Last spring, students in Dr. Margo Shea’s Introduction to Public History and Place-Based Research Methods courses researched, developed, and delivered walking tours of the historic Highlander Folk School in Monteagle. More than 300 people visited the site to learn about its significance locally, its role in popular education, labor and civil rights movements, and its closure in Monteagle and continued work in New Market, Tennessee. This fall, the story continues, with Sewanee students continuing to interpret the site for a variety of audiences.
Along with Shea (a public historian and a Mellon Fellow with the Collaborative, teaching and doing community-engaged participatory research), three students presented at a National Council on Public History conference organized around the theme “Outside History” in the Great Smoky Mountains National Park.
Margaret Stapleton, C’18, Tori Hinshaw, C’19, and alumnus Chris Murphree, C’16, reflected on the challenge of developing a tour, the uncertainties associated with a grassroots historical interpretative project, the excitement of bringing so many people together to share their own histories with Highlander, and the sense of responsibility to weave those stories into the tour itself week by week. They also discussed what it means to present difficult or controversial history without focusing too much on any one perspective. The students facilitated a discussion with more than 25 conference attendees about possible next steps for interpreting and preserving the Highlander site in Monteagle.
Two more Sewanee students, Grey Jones and Lexy Rouse, both C’17, also have continued to share the Highlander story on the Mountain. In early October, they led a tour for Sewanee Elementary School fifth graders, for whom Highlander is part of a larger curriculum unit on Tennessee history. Jones and Rouse, together with Shea, gave the fifth graders a taste of the folk school’s history in relation to themes such as the Great Depression, the Cold War, and the civil rights movement. (Photo, left: Lexy Rouse discusses the legacies of Myles Horton and Highlander with fifth-grade students at the Summerfield cemetery, where Horton is buried.)
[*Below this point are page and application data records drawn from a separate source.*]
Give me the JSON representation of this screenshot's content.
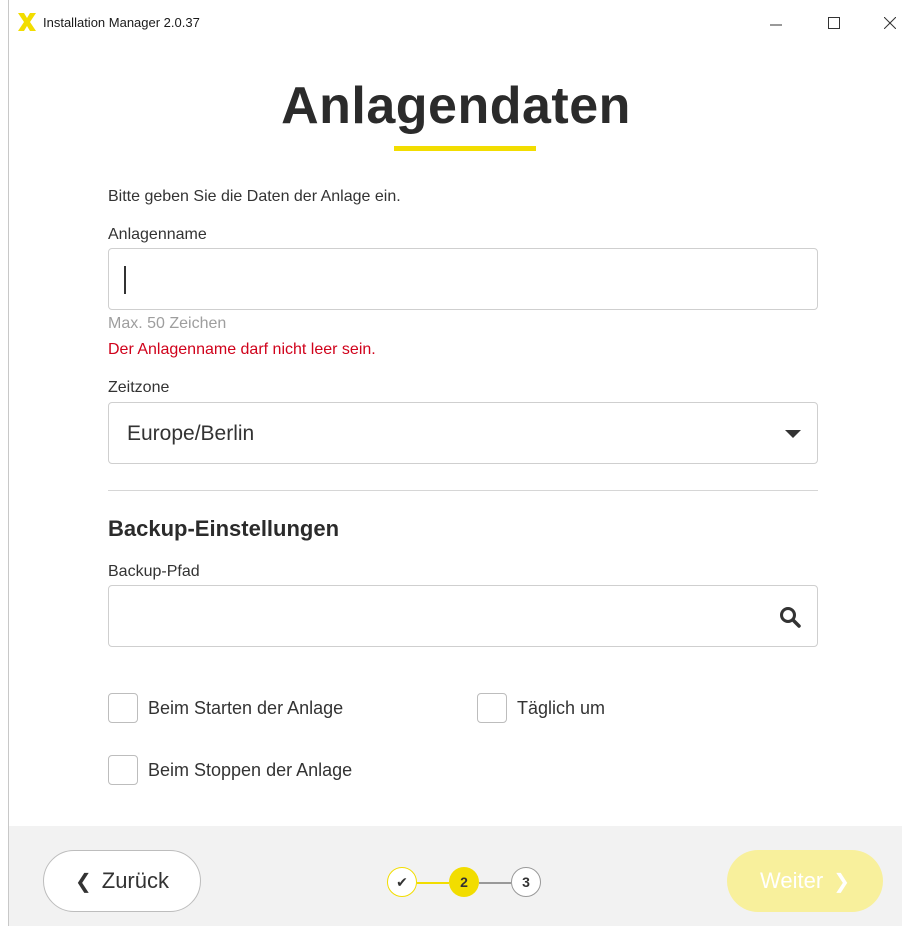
{
  "window": {
    "title": "Installation Manager 2.0.37",
    "controls": {
      "minimize": "minimize-icon",
      "maximize": "maximize-icon",
      "close": "close-icon"
    }
  },
  "page": {
    "title": "Anlagendaten",
    "intro": "Bitte geben Sie die Daten der Anlage ein."
  },
  "form": {
    "name_label": "Anlagenname",
    "name_value": "",
    "name_hint": "Max. 50 Zeichen",
    "name_error": "Der Anlagenname darf nicht leer sein.",
    "timezone_label": "Zeitzone",
    "timezone_value": "Europe/Berlin"
  },
  "backup": {
    "section_title": "Backup-Einstellungen",
    "path_label": "Backup-Pfad",
    "path_value": "",
    "options": [
      {
        "label": "Beim Starten der Anlage",
        "checked": false
      },
      {
        "label": "Täglich um",
        "checked": false
      },
      {
        "label": "Beim Stoppen der Anlage",
        "checked": false
      }
    ]
  },
  "footer": {
    "back_label": "Zurück",
    "next_label": "Weiter",
    "steps": [
      {
        "label": "✔",
        "state": "done"
      },
      {
        "label": "2",
        "state": "current"
      },
      {
        "label": "3",
        "state": "pending"
      }
    ]
  },
  "colors": {
    "accent": "#f2dd00",
    "error": "#d0021b",
    "next_disabled_bg": "#f8f09c",
    "footer_bg": "#f2f2f2"
  }
}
Shea notes that it is unusual to work with students after a class ends, but says these were exceptional students and the courses were a unique learning experience from the beginning. She adds that the students have been willing repeatedly to go beyond what is expected of them. “It has been inspiring and humbling as an educator to tap into the ideas of Highlander itself in my work with students and audiences of all ages. As Myles Horton used to say, ‘we make the road by walking,’ and in the case of this project, every step, every voice, every new opportunity to share the story adds another layer of depth and significance to the history of the school and its values of cooperation, creativity, and the power of acting on a shared vision together.”